Current Business Owner and ADA Accessibility: Accommodate Customers

Current Business Owner and ADA Accessibility requires taking a proactive approach to addressing the accessibility of your business/property and will enable you to foster relationships with potential customers or clients. As your ADA Consultant in the Jacksonville and Orlando areas, this is how we promote inclusion.

CURRENT OWNER: Why should I worry about ADA compliance as I have owned my business for several years?

1Building age: Existing facilities, regardless of age, which were not compliant with the 1991 Standard, must come into compliance with the 2010 Standard.  There is no grandfather clause for older buildings; however, there are accommodations for registered historic buildings and churches.

 

2

Alterations/ modifications done: Remodeling, renovation, structural changes, wall changes, reconstruction, historic restoration or other building modification requiring a permit is an alteration.  The ADA does not consider normal maintenance, re-roofing, painting, wallpapering, asbestos removal, or changes to electrical and mechanical systems to be alterations unless they affect usability. According to the ADA requirements, when altering a primary function area, the Path of Travel elements supporting this space are required to be altered as well. What does this mean? This means the continuous route connecting the altered area to an entrance, including phones, restrooms, and drinking fountains that, where provided, serve the altered area are to be made accessible as well. This may, in fact, involve modifications outside of the altered area.

3

Implementation/ remediation plan: Business owners, in order to prevent disruptive lawsuits, should understand barrier removal and the advantages of having an implementation/ remediation plan. Click here to LEARN MORE about the 2017 Florida Statute 553.5141 which aids a current business owner and ADA accessibility.

 

Businesses cannot afford to be out of ADA compliance. Private individuals may bring lawsuits in which they can obtain court orders to stop discrimination and file for damages. Individuals may also file complaints with the Attorney General, who is authorized to bring lawsuits in cases of general public importance or where a pattern or practice of discrimination is alleged.

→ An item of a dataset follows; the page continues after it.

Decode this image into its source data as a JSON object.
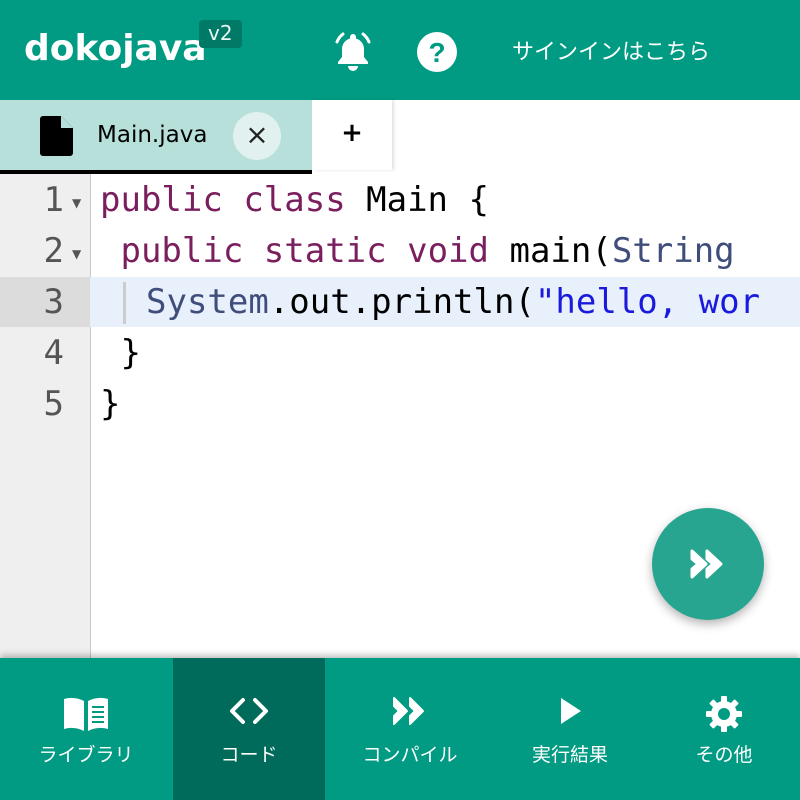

Types of simple changes for compliance:

      • Automatic door closers
      • Installation of handrail extensions
      • Upgrade van accessible spaces to one in six versus one in eight with compliant signage
      • Grab bars
      • Ramps
      • Accessible upgrades to swimming pools such as pool lifts, sloped entries, transfer walls/systems.

Click here for a complete list of barriers the Department of Justice considers  READILY ACHIEVABLE to be remediated.